TASK DESCRIPTION: Would you repeat the whole listing exactly?

========================================

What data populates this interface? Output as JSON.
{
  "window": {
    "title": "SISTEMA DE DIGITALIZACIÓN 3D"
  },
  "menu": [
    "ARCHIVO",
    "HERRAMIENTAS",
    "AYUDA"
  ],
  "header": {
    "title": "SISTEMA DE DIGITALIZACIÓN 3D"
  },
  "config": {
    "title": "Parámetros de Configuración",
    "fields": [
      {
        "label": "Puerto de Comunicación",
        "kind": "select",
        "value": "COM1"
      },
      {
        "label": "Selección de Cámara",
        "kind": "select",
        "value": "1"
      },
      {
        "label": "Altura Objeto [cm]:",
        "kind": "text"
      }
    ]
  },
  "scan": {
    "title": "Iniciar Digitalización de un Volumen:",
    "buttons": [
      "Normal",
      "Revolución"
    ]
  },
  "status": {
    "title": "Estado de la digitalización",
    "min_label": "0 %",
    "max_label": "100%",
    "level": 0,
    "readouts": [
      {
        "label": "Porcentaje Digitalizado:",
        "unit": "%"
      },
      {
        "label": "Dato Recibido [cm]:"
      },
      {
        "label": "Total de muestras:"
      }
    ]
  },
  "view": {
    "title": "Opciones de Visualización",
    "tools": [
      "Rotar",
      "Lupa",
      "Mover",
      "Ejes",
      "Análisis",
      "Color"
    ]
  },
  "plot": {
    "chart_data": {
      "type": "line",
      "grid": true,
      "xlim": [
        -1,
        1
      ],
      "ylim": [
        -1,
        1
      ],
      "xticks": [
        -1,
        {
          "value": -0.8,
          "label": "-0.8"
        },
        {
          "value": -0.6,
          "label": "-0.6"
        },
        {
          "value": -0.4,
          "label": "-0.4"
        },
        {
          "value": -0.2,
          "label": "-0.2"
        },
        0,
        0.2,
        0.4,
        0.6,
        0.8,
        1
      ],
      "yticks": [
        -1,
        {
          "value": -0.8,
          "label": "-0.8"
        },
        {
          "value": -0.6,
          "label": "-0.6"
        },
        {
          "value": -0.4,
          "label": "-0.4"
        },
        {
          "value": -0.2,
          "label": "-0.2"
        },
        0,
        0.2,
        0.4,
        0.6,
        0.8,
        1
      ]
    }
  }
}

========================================

SOLUTION FOR THIS TASK:
What data populates this interface? Output as JSON.
{
  "window": {
    "title": "SISTEMA DE DIGITALIZACIÓN 3D"
  },
  "menu": [
    "ARCHIVO",
    "HERRAMIENTAS",
    "AYUDA"
  ],
  "header": {
    "title": "SISTEMA DE DIGITALIZACIÓN 3D"
  },
  "config": {
    "title": "Parámetros de Configuración",
    "fields": [
      {
        "label": "Puerto de Comunicación",
        "kind": "select",
        "value": "COM1"
      },
      {
        "label": "Selección de Cámara",
        "kind": "select",
        "value": "1"
      },
      {
        "label": "Altura Objeto [cm]:",
        "kind": "text"
      }
    ]
  },
  "scan": {
    "title": "Iniciar Digitalización de un Volumen:",
    "buttons": [
      "Normal",
      "Revolución"
    ]
  },
  "status": {
    "title": "Estado de la digitalización",
    "min_label": "0 %",
    "max_label": "100%",
    "level": 0,
    "readouts": [
      {
        "label": "Porcentaje Digitalizado:",
        "unit": "%"
      },
      {
        "label": "Dato Recibido [cm]:"
      },
      {
        "label": "Total de muestras:"
      }
    ]
  },
  "view": {
    "title": "Opciones de Visualización",
    "tools": [
      "Rotar",
      "Lupa",
      "Mover",
      "Ejes",
      "Análisis",
      "Color"
    ]
  },
  "plot": {
    "chart_data": {
      "type": "line",
      "grid": true,
      "xlim": [
        -1,
        1
      ],
      "ylim": [
        -1,
        1
      ],
      "xticks": [
        -1,
        {
          "value": -0.8,
          "label": "-0.8"
        },
        {
          "value": -0.6,
          "label": "-0.6"
        },
        {
          "value": -0.4,
          "label": "-0.4"
        },
        {
          "value": -0.2,
          "label": "-0.2"
        },
        0,
        0.2,
        0.4,
        0.6,
        0.8,
        1
      ],
      "yticks": [
        -1,
        {
          "value": -0.8,
          "label": "-0.8"
        },
        {
          "value": -0.6,
          "label": "-0.6"
        },
        {
          "value": -0.4,
          "label": "-0.4"
        },
        {
          "value": -0.2,
          "label": "-0.2"
        },
        0,
        0.2,
        0.4,
        0.6,
        0.8,
        1
      ]
    }
  }
}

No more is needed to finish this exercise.